With the launch of its CBDC, China aims to put the US Dollar at risk.

What makes CBDC a better option than cryptocurrencies?

To explain this, let me draw your attention to the analogy presented by Mr. Subhash Chandra Garg, Ex-Finance Secretary of India, who is popularly known for the much-criticized draft bill, ‘Banning of Cryptocurrency and Regulation of Official Digital Currency’ in 2019. This bill was aimed at banning cryptocurrency in India.

This bill has its roots in the major risks that cryptocurrencies pose. Some of the major reasons are outlined hereinbelow:

  1. Cryptocurrencies have no government backing;
  2. Such ‘private cryptocurrencies’ have no intrinsic or commonly acceptable value;
  3. It lacks any intrinsic or commonly acceptable value, and has no attributes of currency, thereby making it extremely volatile and risky for any economy;
  4. The cryptocurrencies are run by private entities lacking the ability to control and maintain the value of the cryptocurrency. Most cryptocurrencies are entirely based on the promise of utility.

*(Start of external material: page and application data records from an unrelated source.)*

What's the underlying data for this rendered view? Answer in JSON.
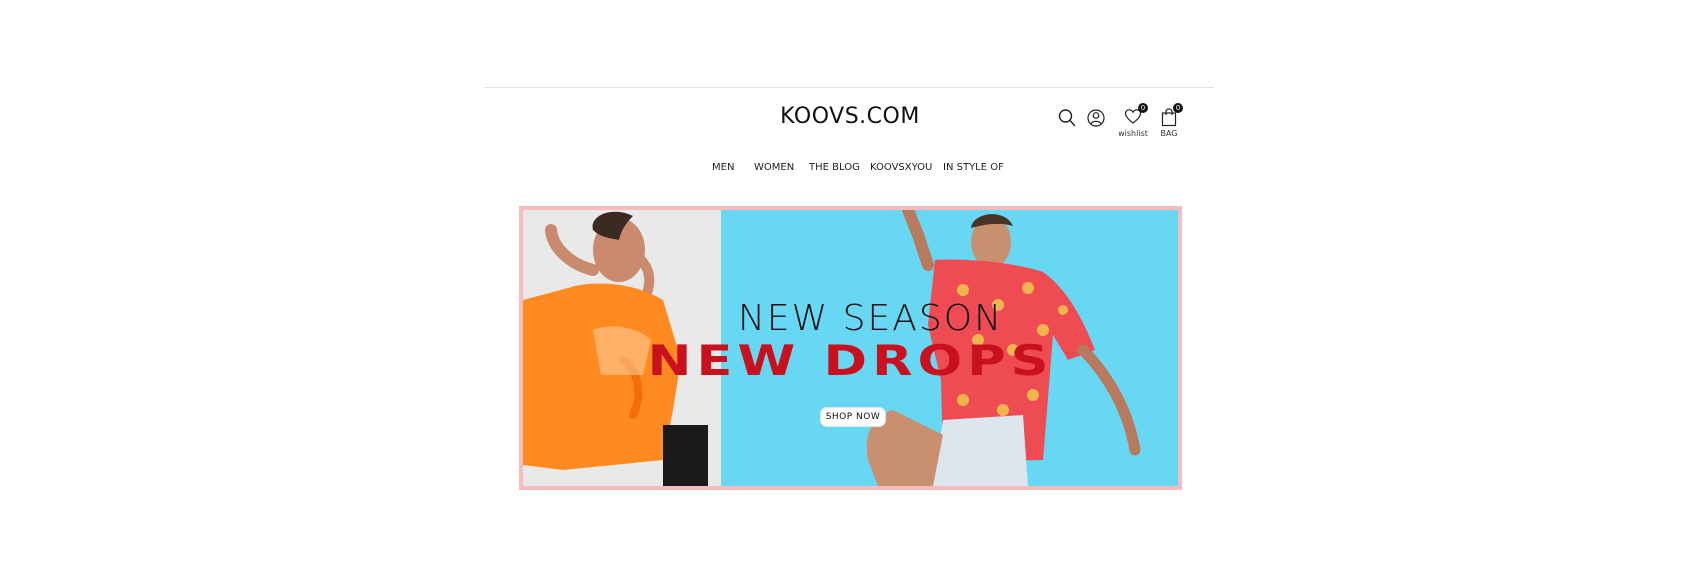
{
  "brand": {
    "logo_text": "KOOVS.COM"
  },
  "header_icons": {
    "search": {
      "name": "search-icon"
    },
    "account": {
      "name": "user-icon"
    },
    "wishlist": {
      "name": "heart-icon",
      "label": "wishlist",
      "count": "0"
    },
    "bag": {
      "name": "bag-icon",
      "label": "BAG",
      "count": "0"
    }
  },
  "nav": {
    "items": [
      {
        "label": "MEN"
      },
      {
        "label": "WOMEN"
      },
      {
        "label": "THE BLOG"
      },
      {
        "label": "KOOVSXYOU"
      },
      {
        "label": "IN STYLE OF"
      }
    ]
  },
  "hero": {
    "line1": "NEW SEASON",
    "line2": "NEW DROPS",
    "cta": "SHOP NOW",
    "colors": {
      "border": "#f8bcbc",
      "sky": "#5bd3f2",
      "left_bg": "#e9e9e9",
      "accent": "#c8101e"
    }
  }
}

Unlike the above, CBDC is a stable store of value governed and monitored by the government/central bank. It has all the attributes of a currency and is, in fact, money in digital form. Unlike some traders or investors who are brave enough to invest in barren cryptocurrencies, most traders rely on currencies which are regulated and have the backing of the central bank. Therefore, it is evident why the concept of CBDC or a sovereign cryptocurrency is gaining in popularity amongst the major developed and/or developing countries in the world.

Why should the UAE consider issuing its own CBDC?

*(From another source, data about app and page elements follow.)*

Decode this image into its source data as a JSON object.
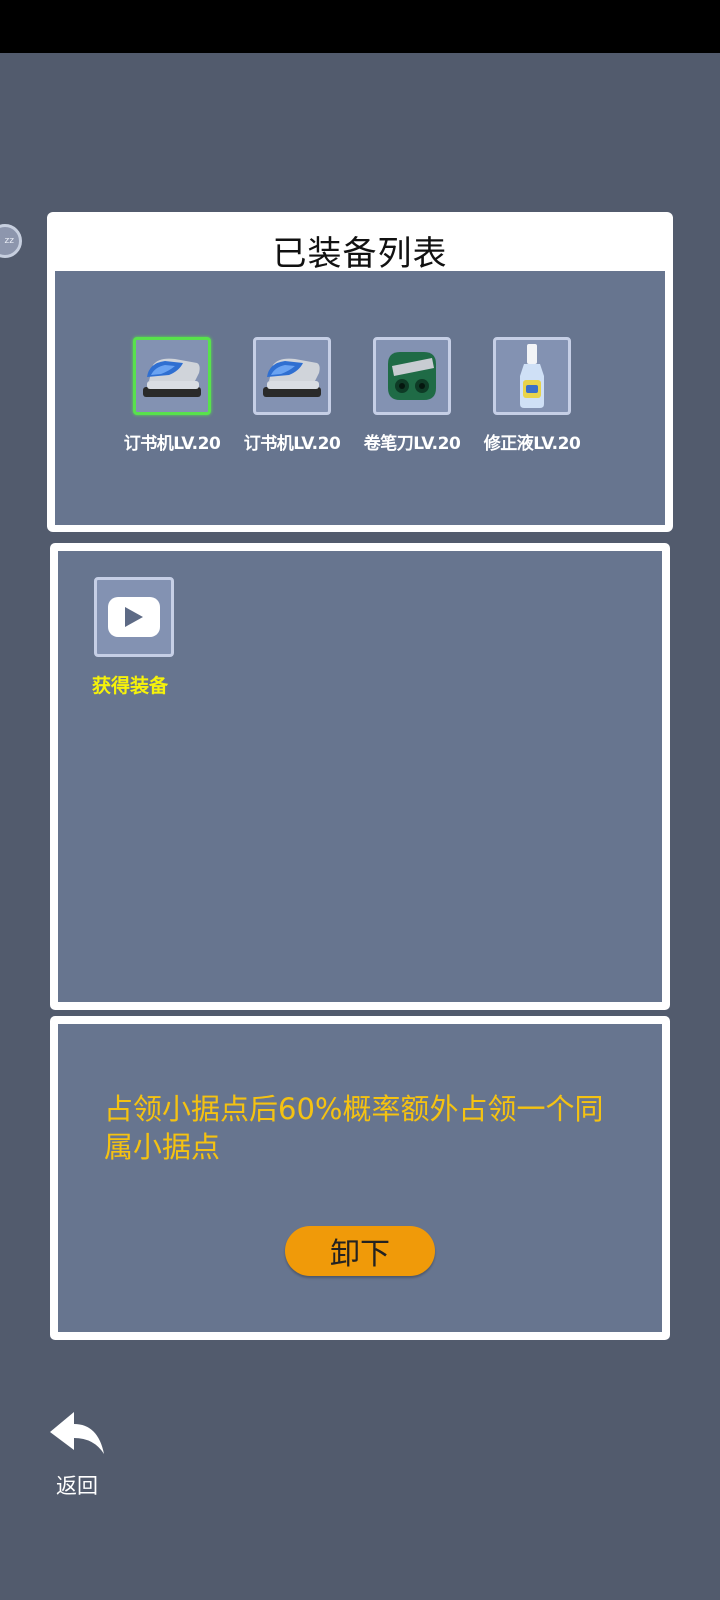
{
  "equipped": {
    "title": "已装备列表",
    "items": [
      {
        "name": "订书机LV.20",
        "icon": "stapler-icon",
        "selected": true
      },
      {
        "name": "订书机LV.20",
        "icon": "stapler-icon",
        "selected": false
      },
      {
        "name": "卷笔刀LV.20",
        "icon": "pencil-sharpener-icon",
        "selected": false
      },
      {
        "name": "修正液LV.20",
        "icon": "correction-fluid-icon",
        "selected": false
      }
    ]
  },
  "inventory": {
    "get_equipment_label": "获得装备",
    "get_equipment_icon": "video-play-icon"
  },
  "description": {
    "text": "占领小据点后60%概率额外占领一个同属小据点",
    "unequip_label": "卸下"
  },
  "navigation": {
    "back_label": "返回",
    "back_icon": "back-arrow-icon"
  },
  "side_badge": {
    "text": "zz"
  },
  "colors": {
    "background": "#525b6d",
    "panel": "#67758f",
    "selected_border": "#58e24c",
    "accent_text": "#f6f20a",
    "description_text": "#f5c211",
    "button": "#f09a09"
  }
}
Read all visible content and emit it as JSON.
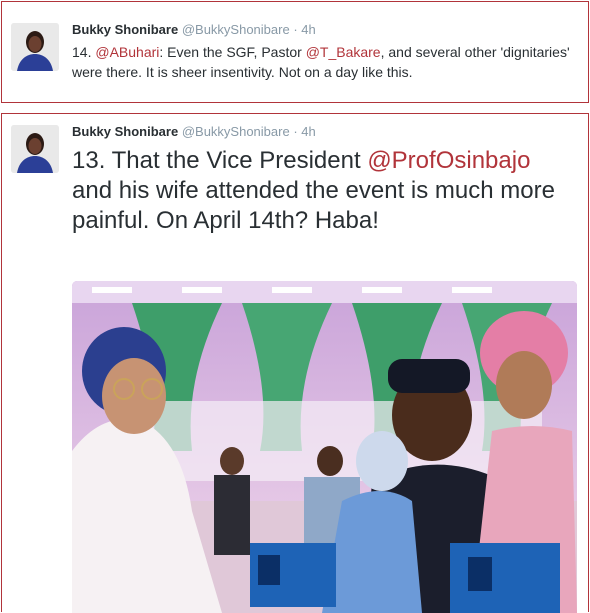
{
  "tweets": [
    {
      "name": "Bukky Shonibare",
      "handle": "@BukkyShonibare",
      "separator": "·",
      "time": "4h",
      "text": {
        "prefix": "14. ",
        "mention1": "@ABuhari",
        "mid1": ": Even the SGF, Pastor ",
        "mention2": "@T_Bakare",
        "rest": ", and several other 'dignitaries' were there. It is sheer insentivity. Not on a day like this."
      }
    },
    {
      "name": "Bukky Shonibare",
      "handle": "@BukkyShonibare",
      "separator": "·",
      "time": "4h",
      "text": {
        "prefix": "13. That the Vice President ",
        "mention1": "@ProfOsinbajo",
        "rest": " and his wife attended the event is much more painful. On April 14th? Haba!"
      }
    }
  ],
  "colors": {
    "accent": "#b1343a",
    "text": "#292f33",
    "muted": "#8899a6"
  }
}
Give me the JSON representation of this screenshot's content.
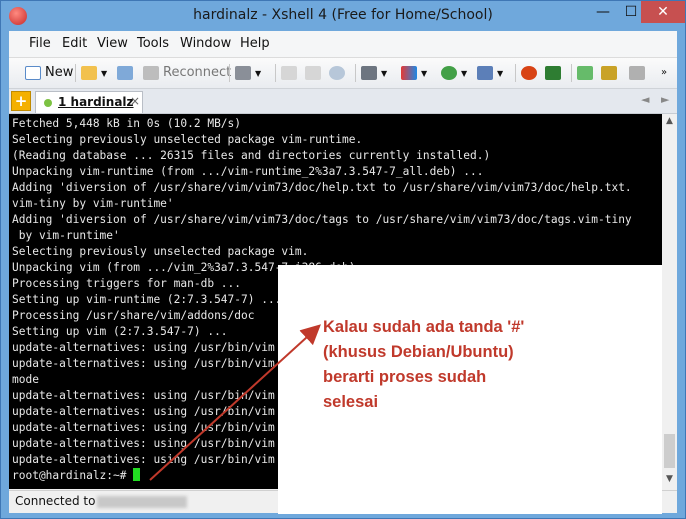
{
  "window": {
    "title": "hardinalz - Xshell 4 (Free for Home/School)",
    "min_glyph": "—",
    "max_glyph": "☐",
    "close_glyph": "✕"
  },
  "menu": [
    "File",
    "Edit",
    "View",
    "Tools",
    "Window",
    "Help"
  ],
  "toolbar": {
    "new_label": "New",
    "reconnect_label": "Reconnect"
  },
  "tabs": {
    "add_glyph": "+",
    "items": [
      {
        "label": "1 hardinalz",
        "close_glyph": "×"
      }
    ],
    "prev_glyph": "◄",
    "next_glyph": "►"
  },
  "terminal": {
    "lines": [
      "Fetched 5,448 kB in 0s (10.2 MB/s)",
      "Selecting previously unselected package vim-runtime.",
      "(Reading database ... 26315 files and directories currently installed.)",
      "Unpacking vim-runtime (from .../vim-runtime_2%3a7.3.547-7_all.deb) ...",
      "Adding 'diversion of /usr/share/vim/vim73/doc/help.txt to /usr/share/vim/vim73/doc/help.txt.",
      "vim-tiny by vim-runtime'",
      "Adding 'diversion of /usr/share/vim/vim73/doc/tags to /usr/share/vim/vim73/doc/tags.vim-tiny",
      " by vim-runtime'",
      "Selecting previously unselected package vim.",
      "Unpacking vim (from .../vim_2%3a7.3.547-7_i386.deb) ...",
      "Processing triggers for man-db ...",
      "Setting up vim-runtime (2:7.3.547-7) ...",
      "Processing /usr/share/vim/addons/doc",
      "Setting up vim (2:7.3.547-7) ...",
      "update-alternatives: using /usr/bin/vim",
      "update-alternatives: using /usr/bin/vim",
      "mode",
      "update-alternatives: using /usr/bin/vim",
      "update-alternatives: using /usr/bin/vim",
      "update-alternatives: using /usr/bin/vim",
      "update-alternatives: using /usr/bin/vim",
      "update-alternatives: using /usr/bin/vim"
    ],
    "prompt": "root@hardinalz:~# "
  },
  "scrollbar": {
    "up_glyph": "▲",
    "down_glyph": "▼"
  },
  "status": {
    "text": "Connected to"
  },
  "annotation": {
    "text": "Kalau sudah ada tanda '#'\n(khusus Debian/Ubuntu)\nberarti proses sudah\nselesai",
    "color": "#c0392b"
  },
  "colors": {
    "titlebar": "#6fa8dc",
    "close_button": "#c75050",
    "terminal_bg": "#000000",
    "terminal_fg": "#e8e8e8",
    "cursor": "#22dd22"
  }
}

Apart from competing with the rest of the world, following are the major reasons why the UAE should consider launching its own CBDC:

  1. Increase the value of UAE Dirhams globally;
  2. More rapid and secure mode of cross-border financial transaction;
  3. No intermediary and/or hidden handling charges to exchange CBDC;
  4. Stable value due to a lack of inflation rate buffers or monetary policies of subsidies, etc.;
  5. Secure store of value;
  6. Greater reliance and trust of customers and investors;
  7. Interest-bearing CBDC could have a rate of return in line with risk-free assets such as short-term government bonds and other securities;
  8. Cost-less medium of exchange;
  9. Greater ease of exchanging money for investors;
  10. Can be stored directly with the central bank, which provides more cushioning for investors in the event of an economic downturn.

Above all, the widespread use of CBDC, and the obsolescence of paper currency, would discourage tax evasion, money laundering, and other illegal activities that are made easier by paper currency, especially large-denomination bills. This may be the most reliable mode of conducting financial transactions and it remains in compliance with anti-money laundering laws and counter terror financing laws (AML).


CBDC could transform all aspects of the monetary system and facilitate the systematic and transparent conduct of monetary policy. In particular, a central bank digital currency can serve as a practically costless medium of exchange, a secure store of value, and a stable unit of account. To achieve this, the currency would be account-based and interest-bearing, and the monetary policy framework would target true price stability. Therefore, as one of the leading countries in the Middle East with respect to blockchain, fintech, and crypto laws, the UAE government should definitely consider launching its own CBDC for the benefit of the public at large.


Adv. Shayan Dasgupta
Corporate & Commercial Law | M&A | FinTech, Blockchain & AI